Opium poppy (Papaver somniferum L.) is an economically important pharmaceutical crop in Spain. Approximately 8,000 ha are cultivated annually in southern and central Spain. To improve yields, opium poppy cultivation is expanding to more humid or irrigated areas of Spain. In the springs of 2005 and 2007, we observed poppy plants with wilt and stem rot symptoms in irrigated, commercial opium poppy (cv. Nigrum) at Carmona and Écija, which are in Seville Province in southern Spain. Closer observations of affected plants revealed darkening and water soaking of the leaves and stem at the soil level, wilting of the lower leaves or the entire plant, and dark brown discoloration of stem vascular tissues and pith of the plant. Severely affected plants became completely rotten and collapsed. Isolations from symptomatic tissues on nutrient agar consistently yielded bacterial colonies. Pure cultures of four representative bacterial strains (two per each of affected field and year of isolation) were used in triplicate for a comparative analysis of biochemical and physiological traits in the 'carotovora' group of Erwinia (1) with known isolates of Pectobacterium carotovorum subsp. carotovorum, P. carotovorum subsp. atrosepticum, and Dickeya chrysanthemi. The isolates from opium poppy were gram negative, facultatively anaerobic, oxidase negative, catalase positive, grew at 37°C, and did not produce gas from D-glucose. Acid was produced from D(+)-arabinose, lactose, and D(+)-trehalose, but not from α-D-methylglucoside.
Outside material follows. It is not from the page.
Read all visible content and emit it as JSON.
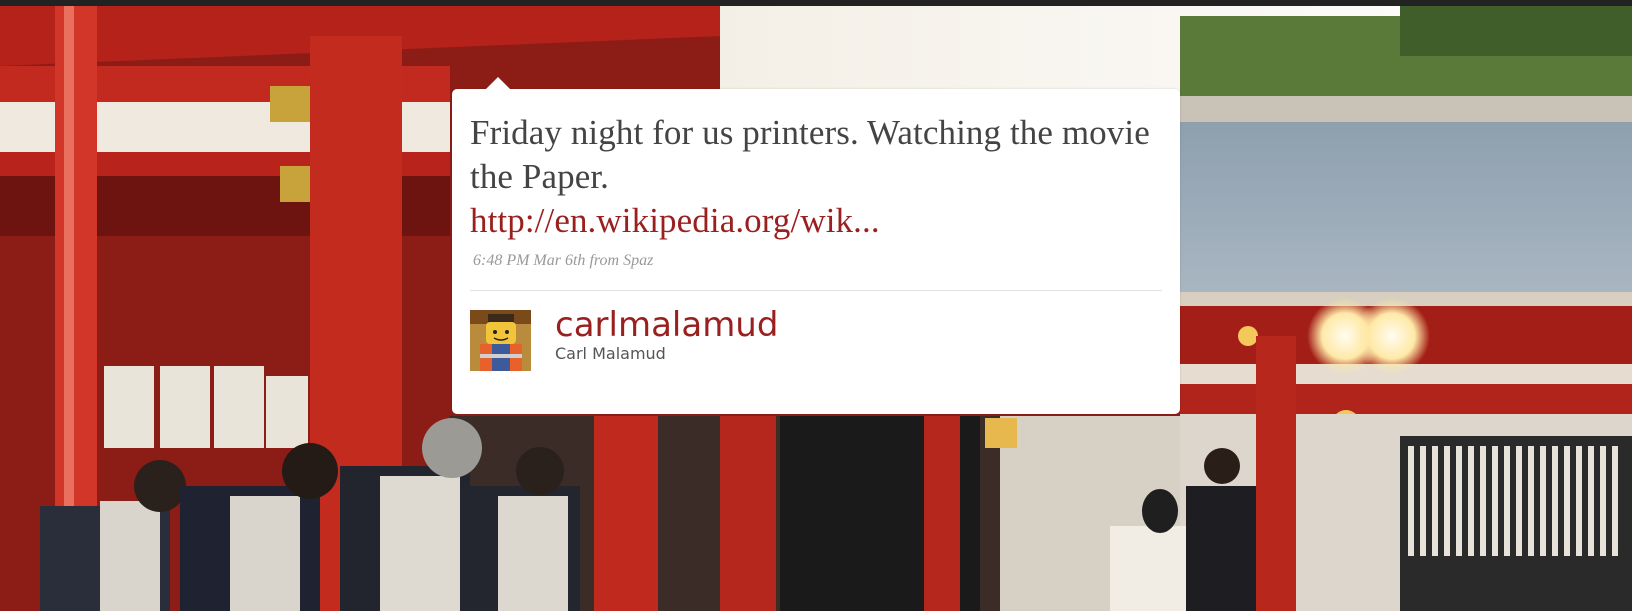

In addition, the opium poppy bacterial isolates caused soft rot on potato slices within 24 h at 25°C and did not induce a hypersensitive reaction on tobacco leaves. Use of the Biolog GN microplates and the OmniLog ID 1.2 system identified the four poppy isolates as P. carotovorum (showing a 66.7% similarity with the subsp. carotovorum). Pathogenicity of poppy isolates was tested on three 6-week-old opium poppy plants (cv. Nigrum) by injecting 100 μl of a bacterial suspension containing 108 CFU/ml in the basal stem. Plants that served as controls were injected with sterile water. Plants were incubated in a growth chamber adjusted to 28°C, 90% relative humidity, and a 14-h photoperiod of fluorescent light of 360 μE·m-2·s-1. Severe symptoms of soft rot and darkening developed on stems of inoculated plants within 3 to 5 days after inoculation. No symptoms developed on control plants. Bacterial strains reisolated from inoculated plants were identified as P. carotovorum on the basis of the Biolog system, as well as biochemical and physiological characters. To our knowledge, this is the first report of P. carotovorum causing soft rot of commercial opium poppy crops in Spain and elsewhere. The presence of this bacterial pathogen to irrigated crops and humid areas may pose an important constraint on the yield of opium poppy crops in Spain. References: (1) R. S. Dickey and A. Kelman. Pages 44-59 in: Laboratory Guide for Identification of Plant Pathogenic Bacteria. N. W. Schaad, ed. The American Phytopathological Society, St. Paul, MN, 1988.